ATS is shorthand for Applicant Tracking Software in the recruiting realm. Most applicants don’t realize that those rejection letters you’re receiving from employers aren’t even sent by a real person, instead they’re sent by a computer system that has rejected your application before it was even seen by human eyes.
As scary as this sounds, there are some easy rules you can follow to help make sure that your resume gets seen by a real person, but let’s quickly go over some other basic resume writing ground rules first.
- Don’t use a stock template you downloaded from the internet or found in Microsoft Office. These templates might look good on the surface, but they typically waste lots of valuable space on each page and can even be distracting. Furthermore, using a template rather than building your resume from scratch is like trying to shove a square peg into a round hole. Your experience is unique, so your formatting also needs to be unique if you want everything to fit together.
- Do include as many measurable accomplishments as you can. Employers love it when you can give them facts about how you increased sales by $2M over 20 years; boosted workplace productivity 35% year over year; slashed product manufacturing time by 2 days; optimized customer satisfaction to 98%.
- Don’t clutter your resume with experience from over 20 years ago. Although it may seem like a good idea to showcase as much experience as you can on your resume, employers just don’t want to see work history from the last century. Some recruiters say they don’t even want to see information from more than 10 years ago. For more information about what to include on your resume, check out what experienced corporate recruiter, Yolanda Owens has to say on the subject.
Once you’ve got the basics figured out it’s time to start focusing on how to make your resume ATS friendly. There are a few important concepts to keep in mind while writing a resume to work with ATS.
Computers do not read like humans do. The computer can see words in plain text, but they can’t scan graphics, artwork, or images. So, if you have any graphics in your resume, cut them out and write your content in the body of the resume.
Computers get confused easily. Using an overly complex format with textboxes, multiple columns, and multiple levels of indentation is a sure-fire way to ensure your resume gets rejected by ATS. Keep it simple by using a single-column format with one level of indentation, and tables instead of textboxes.
Now that you have a roadmap for how to make the computer like your resume. It’s important to check on some of the other areas that can ensure your resume or CV is rejected by ATS.
Reduce your resume to less than two pages. ATS is often set up to filter out any resume longer than two pages. Similar to eliminating work history from more than 20 years ago, cut the fluff from your resume to keep it on one or two pages. Although there are a few exceptions to this rule of thumb, most recruiters agree that a resume longer than two pages – even if it gets past the ATS – is an immediate red flag for them.
List your address in a visible location. Although the location of your address and contact information may seem obvious to you, at Reusme Writing Group we receive thousands of resume submissions that have addresses buried in strange areas. Your resume is not a treasure hunt, make sure your address and contact information is centered at the top of the page.
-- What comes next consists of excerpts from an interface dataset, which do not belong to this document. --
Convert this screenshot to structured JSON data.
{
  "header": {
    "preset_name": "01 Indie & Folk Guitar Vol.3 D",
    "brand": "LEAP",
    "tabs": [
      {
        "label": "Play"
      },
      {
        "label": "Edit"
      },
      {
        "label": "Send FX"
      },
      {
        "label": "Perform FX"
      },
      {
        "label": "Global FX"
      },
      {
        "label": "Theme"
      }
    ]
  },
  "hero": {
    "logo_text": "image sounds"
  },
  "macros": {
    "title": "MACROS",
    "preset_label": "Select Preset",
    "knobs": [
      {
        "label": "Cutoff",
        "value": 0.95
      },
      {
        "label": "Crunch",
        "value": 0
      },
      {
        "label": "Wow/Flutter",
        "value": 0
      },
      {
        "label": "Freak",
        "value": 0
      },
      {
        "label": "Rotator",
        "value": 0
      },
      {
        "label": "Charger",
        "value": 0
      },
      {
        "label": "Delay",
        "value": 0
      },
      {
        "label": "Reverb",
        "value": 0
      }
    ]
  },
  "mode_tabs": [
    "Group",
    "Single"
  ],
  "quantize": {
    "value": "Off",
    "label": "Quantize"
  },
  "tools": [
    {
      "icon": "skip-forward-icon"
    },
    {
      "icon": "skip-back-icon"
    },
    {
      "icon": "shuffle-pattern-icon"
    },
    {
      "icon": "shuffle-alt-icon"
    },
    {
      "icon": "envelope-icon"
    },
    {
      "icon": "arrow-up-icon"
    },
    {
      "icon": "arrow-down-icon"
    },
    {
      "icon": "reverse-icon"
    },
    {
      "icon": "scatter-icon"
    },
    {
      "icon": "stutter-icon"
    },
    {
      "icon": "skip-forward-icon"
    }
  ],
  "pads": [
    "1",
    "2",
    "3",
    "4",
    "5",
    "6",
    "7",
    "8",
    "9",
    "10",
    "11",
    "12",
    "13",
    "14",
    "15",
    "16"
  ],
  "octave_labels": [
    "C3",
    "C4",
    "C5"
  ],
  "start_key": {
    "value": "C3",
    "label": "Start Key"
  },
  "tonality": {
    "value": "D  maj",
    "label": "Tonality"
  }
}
If you have a two-page resume, make sure your contact information is also on the second page.
If you still aren’t sure whether your resume is ATS friendly, send it in for a free resume review and have it checked over by an expert team of writers.